“It is very interesting to watch who is actually investing in rural properties, and many are clearly private investors looking to create a legacy rather than a healthy ROI.”
Monkey Island Estate, Bray-on-Thames, officially opened in April 2019. YTL Hotels bought the 800-year-old property in 2016 and set about refurbishing the seven-acre property for a new generation of visitors.
“In May 2015 the chairman of YTL fell in love with the peaceful old island with its verdant gardens, silky lawn, and Georgian retreat,” said Andrew Jordan, executive vice president of YTL Hotels.
“The subsequent purchase marked the beginning of the resurrection of this famous destination. This massive undertaking was made possible by YTL’s extensive experience in restoring historical buildings.”
In addition to its historic draw, YTL crafted a new spa offering and restaurants. It’s particularly focused on the events space as well as drawing overseas business from Asia where YTL already has a large customer base.
A small team of gardeners tend to Monkey Island Estate’s grounds, including a chef’s garden where herbs, spices, tea, and pickling vegetables are grown for the kitchen and spa. There are also four bee hives and a chicken run for fresh eggs and honey.
Where Luxury and Experience Seekers Meet
There is an experiential element to these properties where guests can participate in gardeners’ and ground staffs’ activities.
While the proximity to rolling grounds adds an experiential element with guests participating in farming, horseback riding, nature walks, and bee-keeping, there are added challenges in developing a property whose surrounding grounds and nature are as much a draw as any amenity or renowned chef.
“We are very lucky because the 376 acres at Cliveden are actually looked after by the National Trust. All guests staying at Cliveden are also charged a small fee, which goes to the National Trust in lieu of them enjoying the estate. The grounds stretch right down to the River Thames where the hotel has a couple of vintage launches. The grounds and especially the formal gardens directly surrounding the hotel are a very important part of the Cliveden experience,” said Stembridge.
Chewton Glen’s founder Martin Skan regularly reminds his team that people often have more money than imagination, spurring them to create new packages and experiences for guests once on property.
Heckfield, for example, leans into its biodynamic farm and presence of culinary director Skye Gyngell for an experience beyond beautiful grounds.

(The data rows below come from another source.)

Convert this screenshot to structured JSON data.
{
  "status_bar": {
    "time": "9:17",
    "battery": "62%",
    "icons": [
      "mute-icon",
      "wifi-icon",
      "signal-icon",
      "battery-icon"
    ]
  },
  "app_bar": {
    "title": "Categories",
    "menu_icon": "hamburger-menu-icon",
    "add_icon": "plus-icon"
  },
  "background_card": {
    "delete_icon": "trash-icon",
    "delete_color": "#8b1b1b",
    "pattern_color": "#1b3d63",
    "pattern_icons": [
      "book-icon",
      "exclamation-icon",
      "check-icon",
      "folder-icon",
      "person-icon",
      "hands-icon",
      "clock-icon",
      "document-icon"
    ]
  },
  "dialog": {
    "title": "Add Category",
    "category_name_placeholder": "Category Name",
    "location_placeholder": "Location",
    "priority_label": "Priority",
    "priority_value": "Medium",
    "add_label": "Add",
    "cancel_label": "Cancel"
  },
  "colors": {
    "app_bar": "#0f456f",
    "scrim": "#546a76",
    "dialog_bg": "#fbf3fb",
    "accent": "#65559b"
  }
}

Chewton Glenn has also developed a significant fruit and vegetable production, which has become an important part of guests’ experience.
Sociopolitical issues do also have a role as Brexit controversies remain heavy in the warming summer air.
“The weak pound is supporting the staycation phenomenon, and it is still very fashionable to holiday or at least take short breaks in the UK,” said Stembridge.
“Although there are a few downsides to a weak pound, the UK hotel business is benefiting enormously as more domestic leisure business remains in the UK. The trend for more regular short breaks versus traditional longer holidays continues, and hence being within two hours of any major conurbation enables you to tap into these markets.”
Have a confidential tip for Skift? Get in touch
Photo credit: The grounds outside of the recently reopened Monkey Island Estate outside of London. Monkey Island Estate